When you venture out onto the Internet, it’s easy to get tangled up in the vast web of threats lurking on many website pages, often without even realizing it. Plus, today's threats are constantly evolving, usually much faster than we (the general population of law-abiding citizens) learn about them. Some of them are readily apparent, but others are well hidden, and getting sneakier each day.
Read on to learn more about each of these top browser threats and how to avoid them:
- Social Media Scams
- Web-Based Exploits
- PLUS Best Practices for Secure Web Browsing
A form of malicious code that distributes malware through online advertising — can be hidden within an ad, embedded on a website page, or bundled with software downloads. This type of threat can be displayed on any website, even those considered the most trustworthy.
According to security firm RiskIQ, malvertising increased by 260% in the first half of 2015 compared to the same time frame in 2014.
Social Media Scams
End users also need to beware of social media scams. Hackers have created a playground of virtual obstacles across all the major social media sites.
Today, Facebook has over 1.4 billion members — more people than the populous nation on Earth — and, like any large population base, there are people on Facebook who are trying to get away with a variety of scams. From fake apps to fake like buttons and more, cyberattacks are emerging on social networks at an alarming rate. The Federal Bureau of Investigation (FBI) even has a webpage devoted to the subject. It’s a recommended read for any individual or small business owner with a social media presence.
According to an article in The Huffington Post, some of the most common Facebook hacks and attacks include click-jacking, phishing schemes, fake pages, rogue applications and the infamous and persistent Koobface worm, which gives attackers control of the victim's machine while replicating the attack to everyone on their Facebook contact list.

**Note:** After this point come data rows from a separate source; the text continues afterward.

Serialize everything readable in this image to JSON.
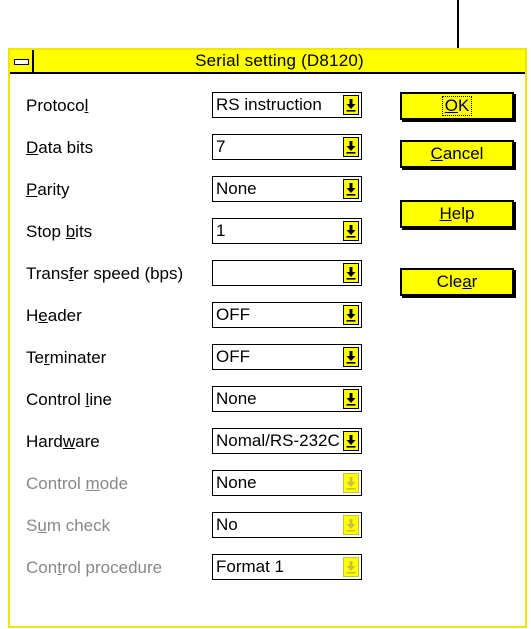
{
  "window": {
    "title": "Serial setting (D8120)"
  },
  "fields": [
    {
      "id": "protocol",
      "label_pre": "Protoco",
      "label_u": "l",
      "label_post": "",
      "value": "RS instruction",
      "disabled": false
    },
    {
      "id": "data-bits",
      "label_pre": "",
      "label_u": "D",
      "label_post": "ata bits",
      "value": "7",
      "disabled": false
    },
    {
      "id": "parity",
      "label_pre": "",
      "label_u": "P",
      "label_post": "arity",
      "value": "None",
      "disabled": false
    },
    {
      "id": "stop-bits",
      "label_pre": "Stop ",
      "label_u": "b",
      "label_post": "its",
      "value": "1",
      "disabled": false
    },
    {
      "id": "transfer-speed",
      "label_pre": "Trans",
      "label_u": "f",
      "label_post": "er speed (bps)",
      "value": "",
      "disabled": false
    },
    {
      "id": "header",
      "label_pre": "H",
      "label_u": "e",
      "label_post": "ader",
      "value": "OFF",
      "disabled": false
    },
    {
      "id": "terminater",
      "label_pre": "Te",
      "label_u": "r",
      "label_post": "minater",
      "value": "OFF",
      "disabled": false
    },
    {
      "id": "control-line",
      "label_pre": "Control ",
      "label_u": "l",
      "label_post": "ine",
      "value": "None",
      "disabled": false
    },
    {
      "id": "hardware",
      "label_pre": "Hard",
      "label_u": "w",
      "label_post": "are",
      "value": "Nomal/RS-232C",
      "disabled": false
    },
    {
      "id": "control-mode",
      "label_pre": "Control ",
      "label_u": "m",
      "label_post": "ode",
      "value": "None",
      "disabled": true
    },
    {
      "id": "sum-check",
      "label_pre": "S",
      "label_u": "u",
      "label_post": "m check",
      "value": "No",
      "disabled": true
    },
    {
      "id": "control-procedure",
      "label_pre": "Con",
      "label_u": "t",
      "label_post": "rol procedure",
      "value": "Format 1",
      "disabled": true
    }
  ],
  "buttons": {
    "ok": {
      "pre": "",
      "u": "O",
      "post": "K"
    },
    "cancel": {
      "pre": "",
      "u": "C",
      "post": "ancel"
    },
    "help": {
      "pre": "",
      "u": "H",
      "post": "elp"
    },
    "clear": {
      "pre": "Cle",
      "u": "a",
      "post": "r"
    }
  },
  "icons": {
    "dropdown": "down-arrow-icon",
    "system_menu": "system-menu-icon",
    "pointer": "pointer-arrow-icon"
  },
  "colors": {
    "accent": "#ffff00",
    "disabled_text": "#888888",
    "border": "#000000"
  }
}
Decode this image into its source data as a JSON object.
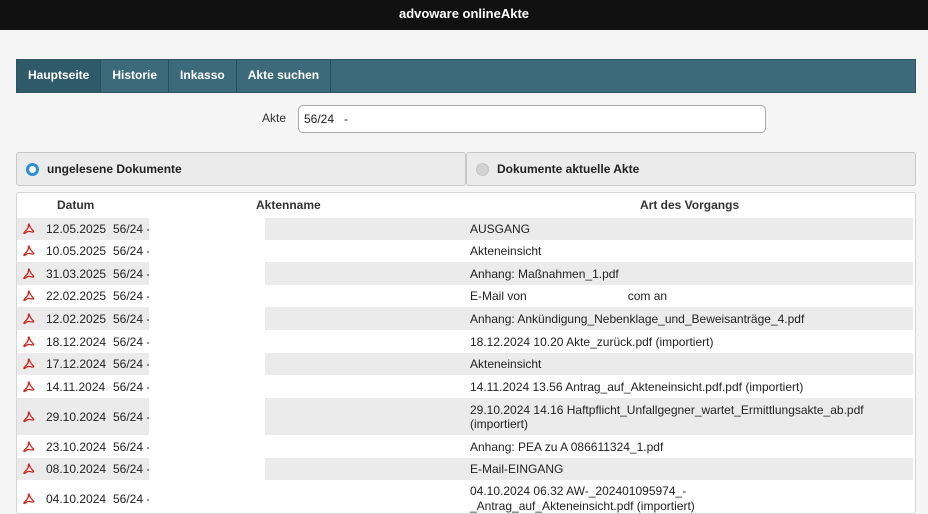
{
  "app": {
    "title": "advoware onlineAkte"
  },
  "nav": {
    "items": [
      {
        "label": "Hauptseite",
        "active": true
      },
      {
        "label": "Historie"
      },
      {
        "label": "Inkasso"
      },
      {
        "label": "Akte suchen"
      }
    ]
  },
  "akte": {
    "label": "Akte",
    "value": "56/24   -"
  },
  "tabs": {
    "unread": {
      "label": "ungelesene Dokumente",
      "selected": true
    },
    "current": {
      "label": "Dokumente aktuelle Akte",
      "selected": false
    }
  },
  "table": {
    "columns": {
      "datum": "Datum",
      "aktenname": "Aktenname",
      "art": "Art des Vorgangs"
    },
    "rows": [
      {
        "date": "12.05.2025",
        "akte": "56/24 -",
        "art": "AUSGANG"
      },
      {
        "date": "10.05.2025",
        "akte": "56/24 -",
        "art": "Akteneinsicht"
      },
      {
        "date": "31.03.2025",
        "akte": "56/24 -",
        "art": "Anhang: Maßnahmen_1.pdf"
      },
      {
        "date": "22.02.2025",
        "akte": "56/24 -",
        "art_prefix": "E-Mail von",
        "art_middle": "com an",
        "art": ""
      },
      {
        "date": "12.02.2025",
        "akte": "56/24 -",
        "art": "Anhang: Ankündigung_Nebenklage_und_Beweisanträge_4.pdf"
      },
      {
        "date": "18.12.2024",
        "akte": "56/24 -",
        "art": "18.12.2024 10.20 Akte_zurück.pdf (importiert)"
      },
      {
        "date": "17.12.2024",
        "akte": "56/24 -",
        "art": "Akteneinsicht"
      },
      {
        "date": "14.11.2024",
        "akte": "56/24 -",
        "art": "14.11.2024 13.56 Antrag_auf_Akteneinsicht.pdf.pdf (importiert)"
      },
      {
        "date": "29.10.2024",
        "akte": "56/24 -",
        "art": "29.10.2024 14.16 Haftpflicht_Unfallgegner_wartet_Ermittlungsakte_ab.pdf (importiert)"
      },
      {
        "date": "23.10.2024",
        "akte": "56/24 -",
        "art": "Anhang: PEA zu A 086611324_1.pdf"
      },
      {
        "date": "08.10.2024",
        "akte": "56/24 -",
        "art": "E-Mail-EINGANG"
      },
      {
        "date": "04.10.2024",
        "akte": "56/24 -",
        "art_line1": "04.10.2024 06.32 AW-_202401095974_-",
        "art_line2": "_Antrag_auf_Akteneinsicht.pdf (importiert)",
        "art": ""
      }
    ]
  },
  "icons": {
    "row_icon": "pdf-icon"
  },
  "colors": {
    "topbar": "#111111",
    "nav": "#3c6a7a",
    "radio_on": "#2a8fd4",
    "pdf": "#c8281e"
  }
}
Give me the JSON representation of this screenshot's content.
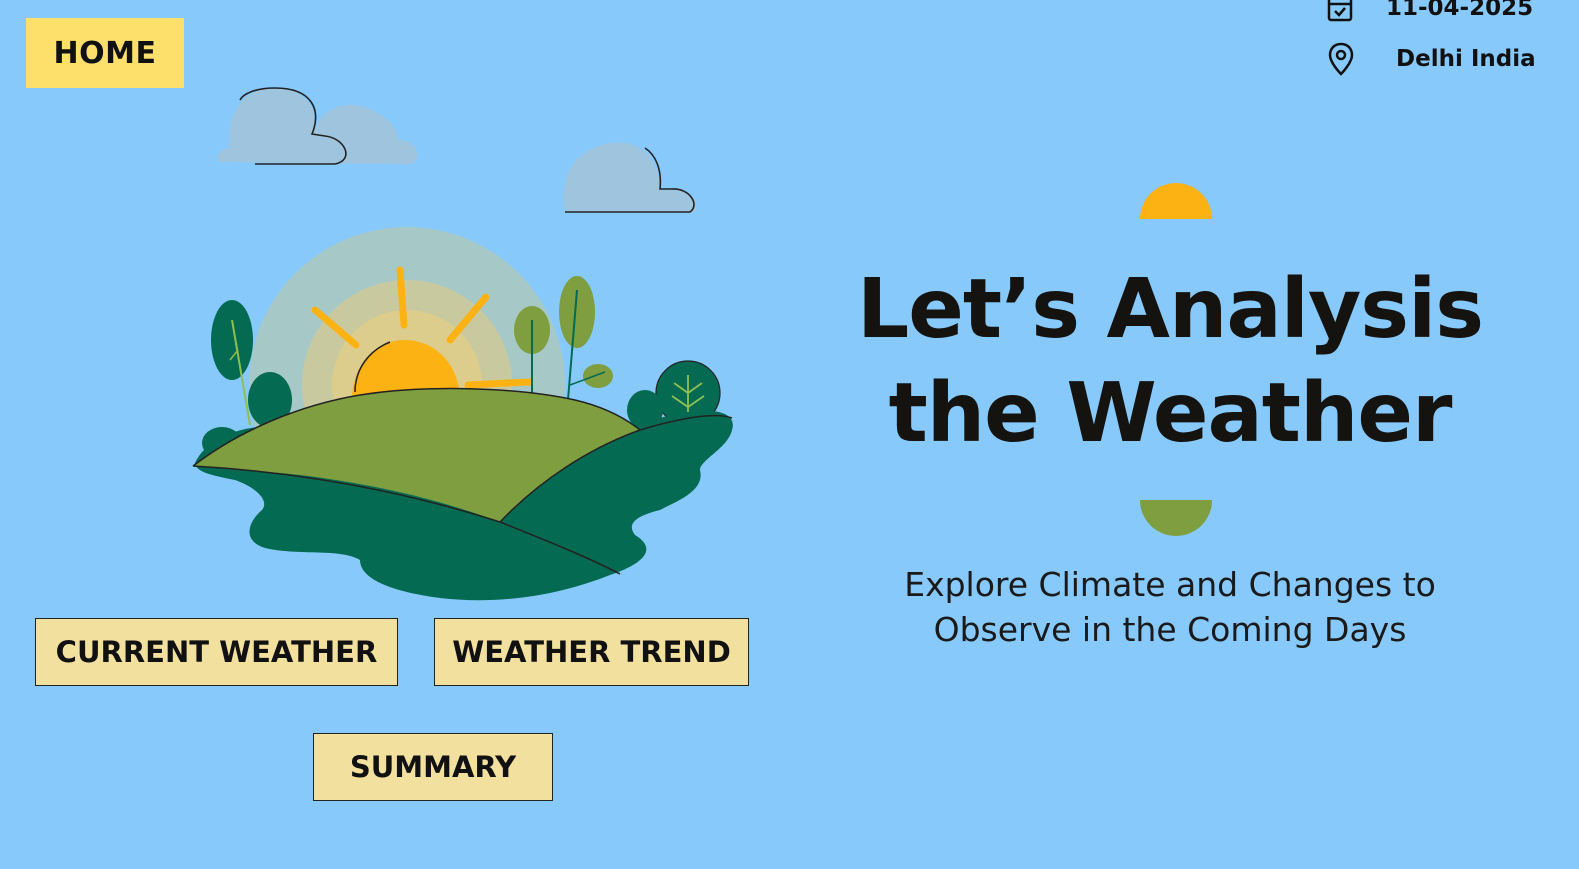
{
  "header": {
    "home_label": "HOME",
    "date": "11-04-2025",
    "location": "Delhi India",
    "date_icon": "calendar-check-icon",
    "location_icon": "map-pin-icon"
  },
  "hero": {
    "title_line1": "Let’s Analysis",
    "title_line2": "the Weather",
    "subtitle_line1": "Explore Climate and Changes to",
    "subtitle_line2": "Observe in the Coming Days"
  },
  "nav": {
    "current_weather": "CURRENT WEATHER",
    "weather_trend": "WEATHER TREND",
    "summary": "SUMMARY"
  },
  "colors": {
    "background": "#87c9fb",
    "home_button": "#fde06b",
    "nav_button": "#f2e09e",
    "sun": "#fdb214",
    "hill_light": "#7e9e3f",
    "hill_dark": "#046b52"
  }
}
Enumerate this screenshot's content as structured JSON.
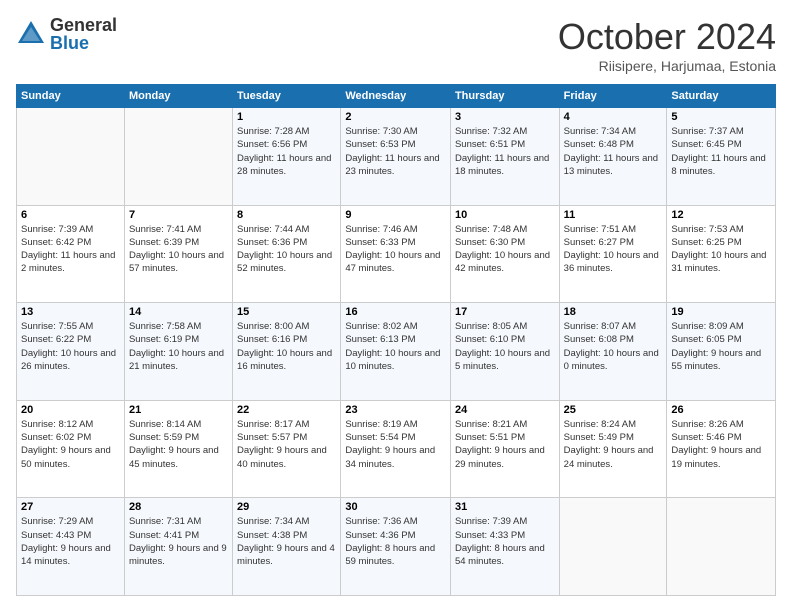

Twitter isn’t immune to security issues, either. Since the microblogging site is both a social network and a search engine, it poses some extra problems. According to CNET News, just 43 percent of Twitter users could be classified as “true” users compared to the other 57 percent, which fell into a bucket of “questionable” users. Among the things to watch for on Twitter are direct messages that lead to phishing scams and shortened URLs that hide malicious intentions.
As for Web-based exploits, Internet websites are now the most commonly-used angles of attack, most often targeting software vulnerabilities or using exploits on the receiving client. This makes keeping up-to-date browsers and applications paramount for all employees. Make time for those updates, even if they seem annoying, and protect yourself from hackers looking for easy prey.
Website Browsing Best Practices for Employees
- Be conservative with online downloads.
- Beware antivirus scams.
- Interact only with well-known, reputable sites
- Confirm each site is the genuine site, and not a fraudulent version of the site you meant to visit.
- Determine if the site utilizes SSL (Secure Sockets Layer), a security technology for establishing encrypted links between Web servers and browsers.
- Don’t click links in emails — go to sites directly.
- Use social media best practices.
- Last, but certainly not least, use common sense!!